# [DATA TO USE]
"""
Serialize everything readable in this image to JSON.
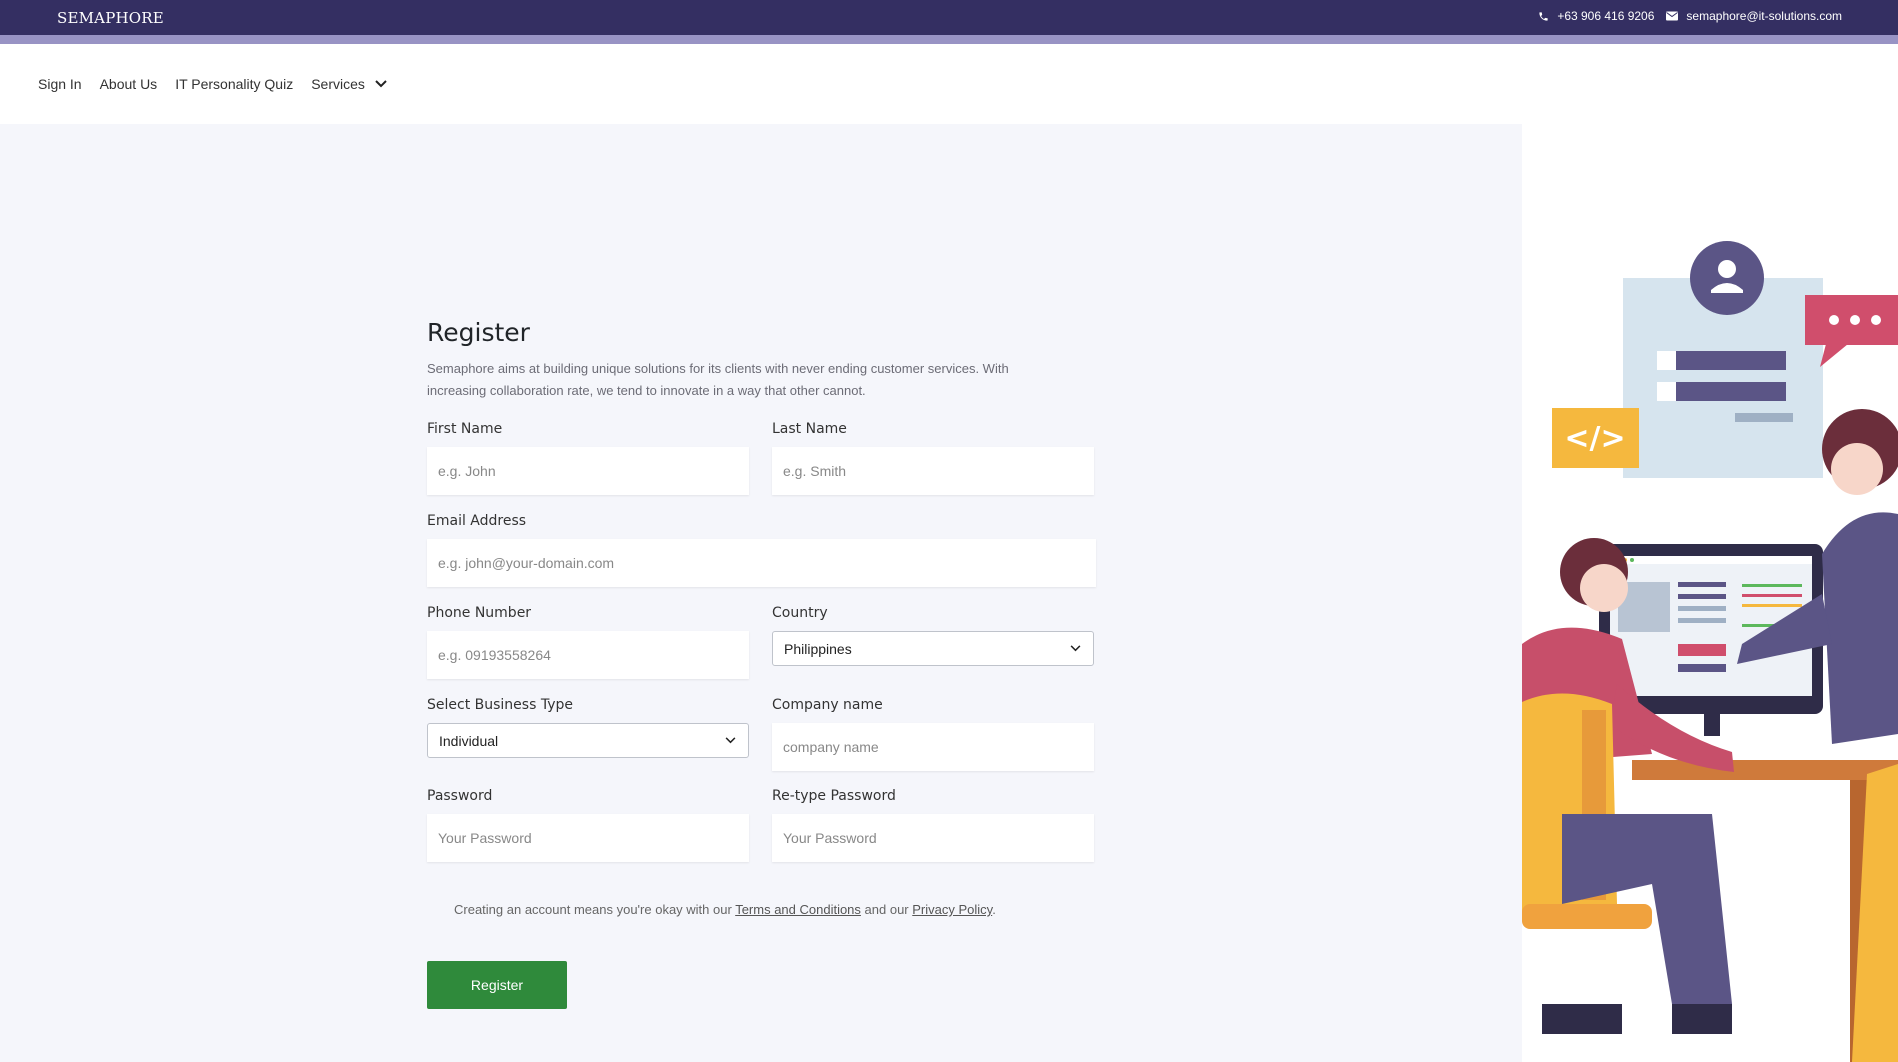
{
  "topbar": {
    "brand": "SEMAPHORE",
    "phone": "+63 906 416 9206",
    "email": "semaphore@it-solutions.com"
  },
  "nav": {
    "sign_in": "Sign In",
    "about_us": "About Us",
    "quiz": "IT Personality Quiz",
    "services": "Services"
  },
  "form": {
    "title": "Register",
    "description": "Semaphore aims at building unique solutions for its clients with never ending customer services. With increasing collaboration rate, we tend to innovate in a way that other cannot.",
    "first_name": {
      "label": "First Name",
      "placeholder": "e.g. John",
      "value": ""
    },
    "last_name": {
      "label": "Last Name",
      "placeholder": "e.g. Smith",
      "value": ""
    },
    "email": {
      "label": "Email Address",
      "placeholder": "e.g. john@your-domain.com",
      "value": ""
    },
    "phone": {
      "label": "Phone Number",
      "placeholder": "e.g. 09193558264",
      "value": ""
    },
    "country": {
      "label": "Country",
      "value": "Philippines"
    },
    "business_type": {
      "label": "Select Business Type",
      "value": "Individual"
    },
    "company": {
      "label": "Company name",
      "placeholder": "company name",
      "value": ""
    },
    "password": {
      "label": "Password",
      "placeholder": "Your Password",
      "value": ""
    },
    "retype_password": {
      "label": "Re-type Password",
      "placeholder": "Your Password",
      "value": ""
    },
    "terms_prefix": "Creating an account means you're okay with our ",
    "terms_link": "Terms and Conditions",
    "terms_middle": " and our ",
    "privacy_link": "Privacy Policy",
    "terms_suffix": ".",
    "submit": "Register"
  },
  "colors": {
    "topbar": "#342f62",
    "stripe": "#9893c4",
    "register_button": "#2f8a3b",
    "page_bg": "#f5f6fb"
  },
  "icons": {
    "phone": "phone-icon",
    "email": "envelope-icon",
    "services_dropdown": "chevron-down-icon",
    "select_dropdown": "chevron-down-icon"
  }
}
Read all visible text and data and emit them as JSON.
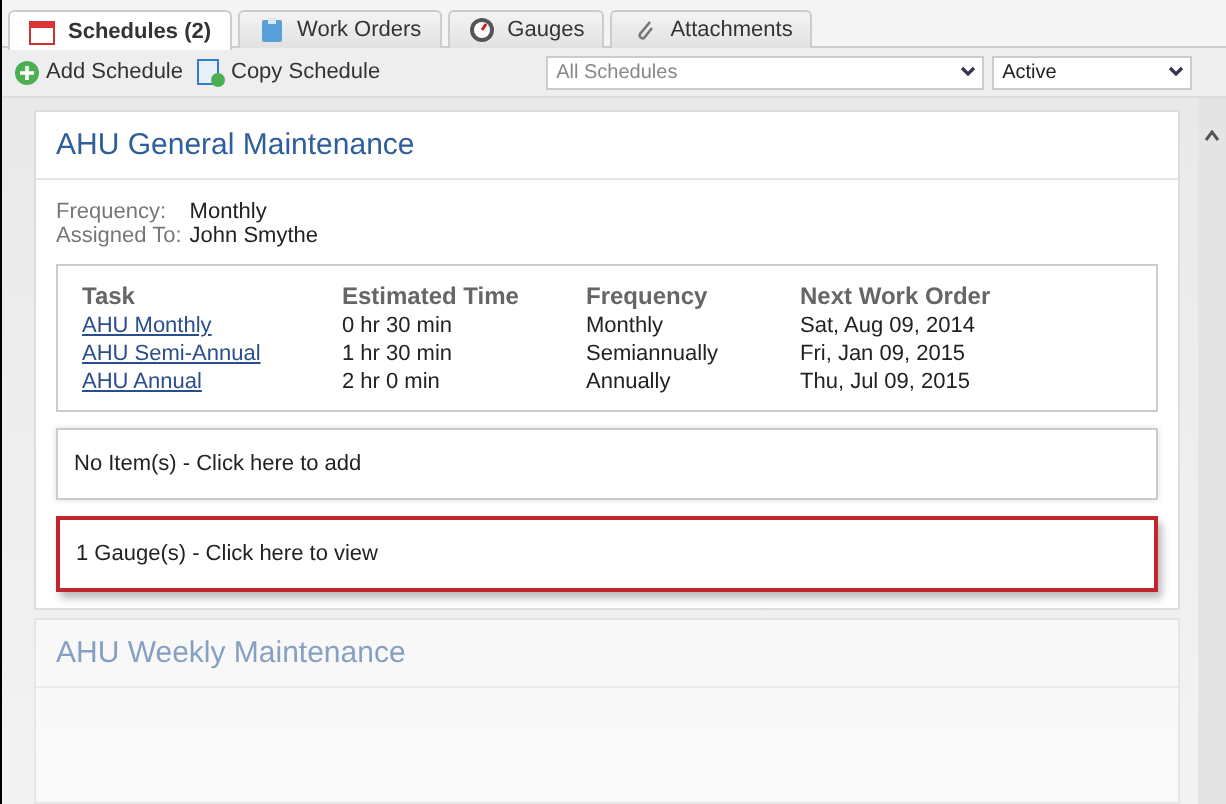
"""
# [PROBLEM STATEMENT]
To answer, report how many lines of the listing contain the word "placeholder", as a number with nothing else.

# [WRITTEN REPLY]
7